Filtering the records below, copy only those lines that include the word "building".

Start of Supplied material

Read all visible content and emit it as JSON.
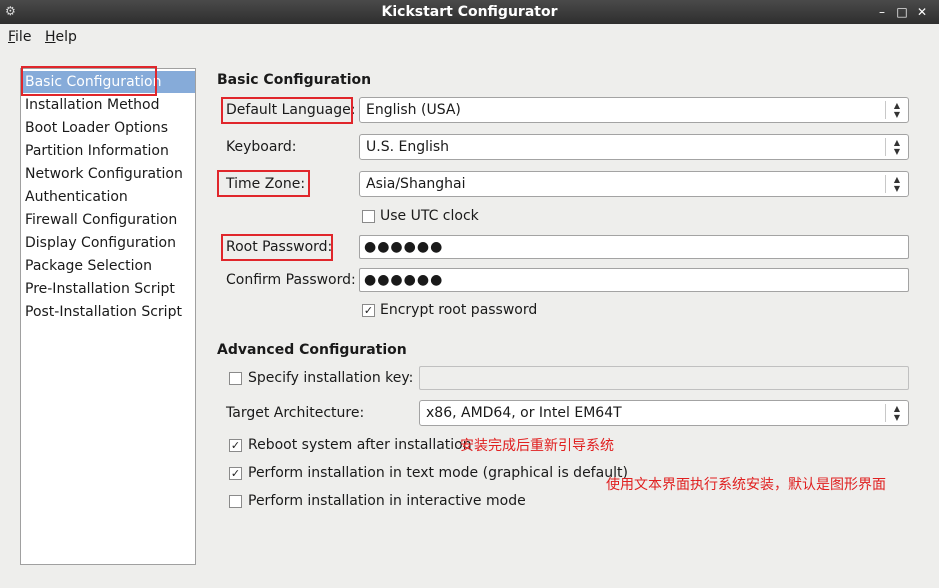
{
  "window": {
    "title": "Kickstart Configurator"
  },
  "menu": {
    "file": "File",
    "file_mnemonic": "F",
    "file_rest": "ile",
    "help": "Help",
    "help_mnemonic": "H",
    "help_rest": "elp"
  },
  "sidebar": {
    "items": [
      {
        "label": "Basic Configuration",
        "selected": true
      },
      {
        "label": "Installation Method"
      },
      {
        "label": "Boot Loader Options"
      },
      {
        "label": "Partition Information"
      },
      {
        "label": "Network Configuration"
      },
      {
        "label": "Authentication"
      },
      {
        "label": "Firewall Configuration"
      },
      {
        "label": "Display Configuration"
      },
      {
        "label": "Package Selection"
      },
      {
        "label": "Pre-Installation Script"
      },
      {
        "label": "Post-Installation Script"
      }
    ]
  },
  "basic": {
    "title": "Basic Configuration",
    "language_label": "Default Language:",
    "language_value": "English (USA)",
    "keyboard_label": "Keyboard:",
    "keyboard_value": "U.S. English",
    "timezone_label": "Time Zone:",
    "timezone_value": "Asia/Shanghai",
    "utc_label": "Use UTC clock",
    "utc_checked": false,
    "root_pw_label": "Root Password:",
    "root_pw_value": "●●●●●●",
    "confirm_pw_label": "Confirm Password:",
    "confirm_pw_value": "●●●●●●",
    "encrypt_label": "Encrypt root password",
    "encrypt_checked": true
  },
  "advanced": {
    "title": "Advanced Configuration",
    "install_key_label": "Specify installation key:",
    "install_key_checked": false,
    "install_key_value": "",
    "arch_label": "Target Architecture:",
    "arch_value": "x86, AMD64, or Intel EM64T",
    "reboot_label": "Reboot system after installation",
    "reboot_checked": true,
    "textmode_label": "Perform installation in text mode (graphical is default)",
    "textmode_checked": true,
    "interactive_label": "Perform installation in interactive mode",
    "interactive_checked": false
  },
  "annotations": {
    "reboot_note": "安装完成后重新引导系统",
    "textmode_note": "使用文本界面执行系统安装，默认是图形界面"
  },
  "colors": {
    "highlight": "#e0262b",
    "selection": "#86abd9",
    "annotation_text": "#e02020"
  }
}
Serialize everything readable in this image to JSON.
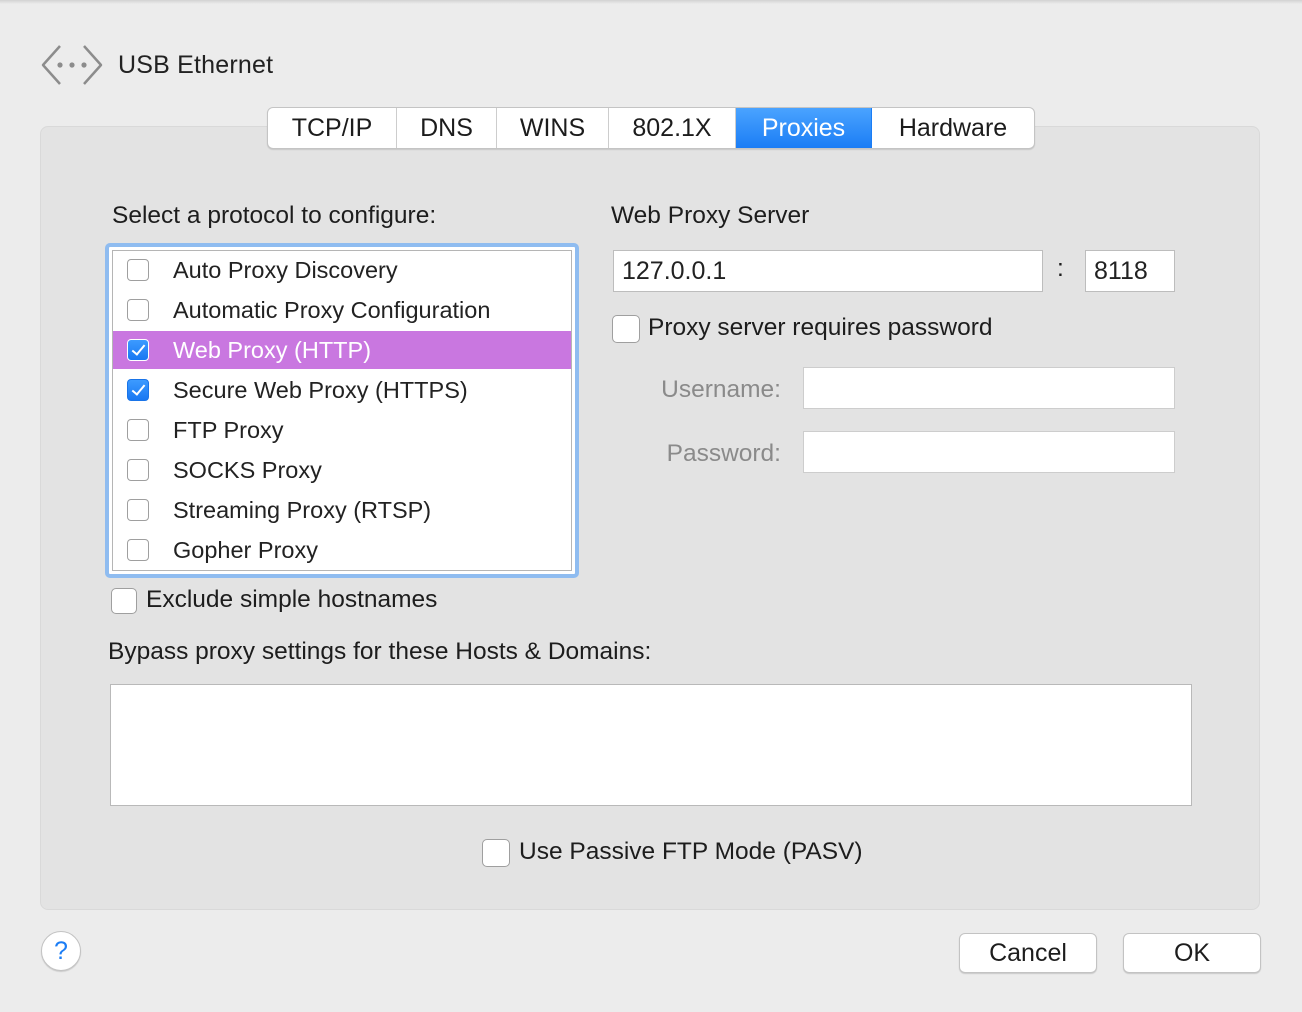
{
  "header": {
    "title": "USB Ethernet",
    "icon": "network-interface-icon"
  },
  "tabs": [
    {
      "label": "TCP/IP"
    },
    {
      "label": "DNS"
    },
    {
      "label": "WINS"
    },
    {
      "label": "802.1X"
    },
    {
      "label": "Proxies",
      "active": true
    },
    {
      "label": "Hardware"
    }
  ],
  "protocols": {
    "heading": "Select a protocol to configure:",
    "items": [
      {
        "label": "Auto Proxy Discovery",
        "checked": false
      },
      {
        "label": "Automatic Proxy Configuration",
        "checked": false
      },
      {
        "label": "Web Proxy (HTTP)",
        "checked": true,
        "selected": true
      },
      {
        "label": "Secure Web Proxy (HTTPS)",
        "checked": true
      },
      {
        "label": "FTP Proxy",
        "checked": false
      },
      {
        "label": "SOCKS Proxy",
        "checked": false
      },
      {
        "label": "Streaming Proxy (RTSP)",
        "checked": false
      },
      {
        "label": "Gopher Proxy",
        "checked": false
      }
    ]
  },
  "exclude_simple_hostnames": {
    "label": "Exclude simple hostnames",
    "checked": false
  },
  "proxy_server": {
    "heading": "Web Proxy Server",
    "host": "127.0.0.1",
    "separator": ":",
    "port": "8118",
    "requires_password_label": "Proxy server requires password",
    "requires_password": false,
    "username_label": "Username:",
    "username": "",
    "password_label": "Password:",
    "password": ""
  },
  "bypass": {
    "label": "Bypass proxy settings for these Hosts & Domains:",
    "value": ""
  },
  "passive_ftp": {
    "label": "Use Passive FTP Mode (PASV)",
    "checked": false
  },
  "footer": {
    "help_label": "?",
    "cancel_label": "Cancel",
    "ok_label": "OK"
  },
  "colors": {
    "accent": "#1b7df5",
    "selection": "#c977e0"
  }
}
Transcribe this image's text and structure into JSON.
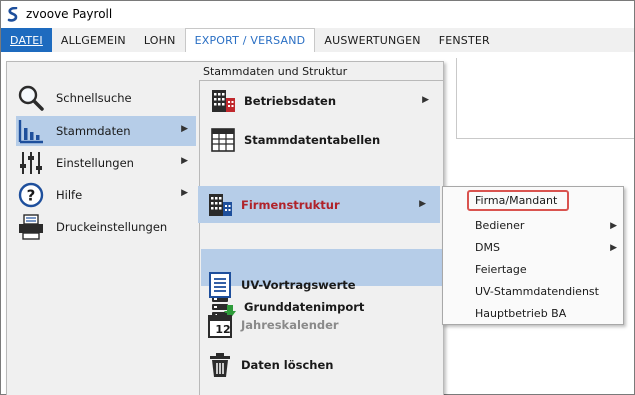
{
  "window": {
    "title": "zvoove Payroll",
    "logo_icon": "zvoove-logo"
  },
  "menubar": {
    "items": [
      {
        "label": "DATEI",
        "state": "open"
      },
      {
        "label": "ALLGEMEIN"
      },
      {
        "label": "LOHN"
      },
      {
        "label": "EXPORT / VERSAND",
        "state": "active"
      },
      {
        "label": "AUSWERTUNGEN"
      },
      {
        "label": "FENSTER"
      }
    ]
  },
  "file_menu": {
    "left_items": [
      {
        "label": "Schnellsuche",
        "icon": "magnifier-icon"
      },
      {
        "label": "Stammdaten",
        "icon": "bar-chart-icon",
        "selected": true,
        "submenu": true
      },
      {
        "label": "Einstellungen",
        "icon": "sliders-icon",
        "submenu": true
      },
      {
        "label": "Hilfe",
        "icon": "help-icon",
        "submenu": true
      },
      {
        "label": "Druckeinstellungen",
        "icon": "printer-icon"
      }
    ],
    "right_header": "Stammdaten und Struktur",
    "right_items": [
      {
        "label": "Betriebsdaten",
        "icon": "building-red-icon",
        "submenu": true
      },
      {
        "label": "Stammdatentabellen",
        "icon": "table-icon"
      },
      {
        "label": "Firmenstruktur",
        "icon": "building-structure-icon",
        "selected": true,
        "submenu": true
      },
      {
        "label": "Grunddatenimport",
        "icon": "database-import-icon"
      },
      {
        "label": "UV-Vortragswerte",
        "icon": "document-lines-icon"
      },
      {
        "label": "Jahreskalender",
        "icon": "calendar-icon",
        "disabled": true,
        "calendar_day": "12"
      },
      {
        "label": "Daten löschen",
        "icon": "trash-icon"
      }
    ]
  },
  "submenu": {
    "items": [
      {
        "label": "Firma/Mandant",
        "highlighted": true
      },
      {
        "label": "Bediener",
        "submenu": true
      },
      {
        "label": "DMS",
        "submenu": true
      },
      {
        "label": "Feiertage"
      },
      {
        "label": "UV-Stammdatendienst"
      },
      {
        "label": "Hauptbetrieb BA"
      }
    ]
  },
  "colors": {
    "accent": "#1e6bbf",
    "selection": "#b6cde8",
    "highlight_outline": "#d9534f"
  }
}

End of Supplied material

### Result below:
        "icon": "building-red-icon",
        "icon": "building-structure-icon",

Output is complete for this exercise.